Viking raids in medieval Europe, what happened

The early Middle Ages

The term “early Middle Ages” describes the transition from late antiquity to the Middle Ages. It covers the period from the 5th to the 11th century. The beginning of the early Middle Ages was accompanied by two significant developments. On the one hand, these were the migrations of peoples. On the other hand, the collapse of the Roman Empire with the deposition of the last Roman emperor in 476 played an important role. The end of the Roman Empire also meant the end of Roman rule over large parts of Europe. But almost all subsequent rulers continued to refer to the Roman Empire to legitimize their rule.

The influence of various invading peoples

The remains of the Roman infrastructure were largely removed only through various events. These included the Viking raids, which had a major impact on society, the economy and politics in large parts of Europe. The invasion of the Magyars in Western Europe also meant a confrontation of the ancient Roman sites with a destructive force that was only stopped in 955 by Otto I. Far more threatening for western civilization was the conquest of North Africa and the Iberian Peninsula by the Muslim Arabs. More about the Magyars ..., more about the Arabs in the early Middle Ages ...

Political influence by the Merovingians and Carolingians
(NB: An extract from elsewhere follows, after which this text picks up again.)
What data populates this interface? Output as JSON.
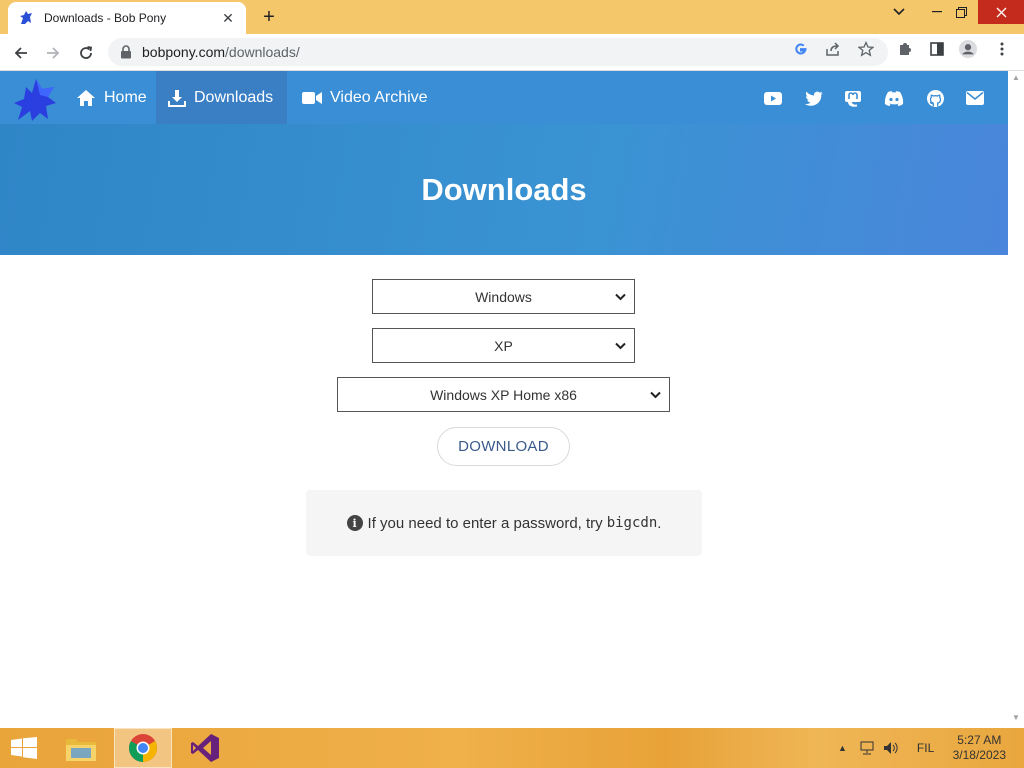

The entire epoch of the early Middle Ages was politically shaped by the Merovingians and Carolingians. Building on the remains of the Roman Empire and the early Germanic empires (Alemanni, Lombards and Goths), they formed the Franconian Empire. Another significant element that supported the ruling Carolingian dynasty was the common currency used throughout Europe. At the end of the 8th century, Charlemagne standardized the silver denarius in his second coin reform, which was around 1.7 Gram weighed. This coin was a recognized and popular currency well into the 13th century. More about the Merovingians ..., more about the Carolingians ...

The balance of power within society in the early Middle Ages

The mediaeval relations of domination and power that now formed were essentially a summation of associations of persons in Germanic tradition: tribes, clans, followers, feudal courts, communities of houses and oaths. There was no conceptual distinction between public authority and private legal authority. In medieval rule (dominium) the two flowed together inextricably. This arose from the male head of household's power of disposal and rulership over land and the people living on it (familia). At the head of the state stood the king, who in turn was in close contact with the Christian church, which upgraded and supported his position through the consecration of the kings (anointing).

The early medieval social structure

The social structure was characterized by an agricultural society, which was still not very differentiated in terms of division of labor, and which lived mainly on natural economy. At the same time, both the money economy and trade lost a large part of their importance compared with the Roman Empire. The higher clergy and the nobility made their lives extremely splendid throughout. On the other hand, there was the often bitter poverty of the lower classes living in the countryside, who made up 90 percent of the population.

Disintegration of the state order

In many areas, after the collapse of the Roman Empire, only the institution of the church remained as the overriding state power. This was at the same time a carrier of culture and education. In particular, the monasteries, where monks and nuns who were capable of reading and writing lived, ensured that these skills were passed on.

The Spiritual Significance of the Roman Empire

The spiritual significance of the Roman Empire was never completely lost in the early Middle Ages. The successor states and their rulers made constant reference to Roman culture so that their spirit lived on. The nobility tried to legitimize their rule by referring to the Roman Empire. Charlemagne, for example, was crowned Roman emperor in Rome. He was thus a direct successor to the Roman Caesars.

Missionary work and Christianization

The missionary work and Christianization of parts of Europe that were still pagan are still considered to be an important link in early medieval Europe. The Christian doctrine of salvation found its expression even in the world of the Germanic peoples without writing. With the appropriation of writing and ancient culture, the Germanic tribes overcame older levels of culture. As a result, extensive changes became apparent in all areas of life, such as the exercise of law and order. More on this...

Latin as a connecting script and reform of the written language

The fact that classical Latin served as a written language not only in the church, but also in monastery and cathedral schools, also brought people and countries together. Latin was not only available to clerics but also to interested laypeople for communication. With the so-called Carolingian minuscule, a reform of the written language was introduced. It has only a few ligatures (letter combinations) and abbreviations and shows a clear word separation. This font prevailed across Europe and is still valid today.

The Franks defined today's face of Europe

The rise of the Franconian Empire and its collapse determined the face of Europe today. Many of the current nation-states have existed in roughly the same geographical location since that time. Charlemagne is not wrongly considered the father of Europe, because France later emerged from the western half of the crumbling Franconian Empire, and the eastern half became the Holy Roman Empire of the German Nation.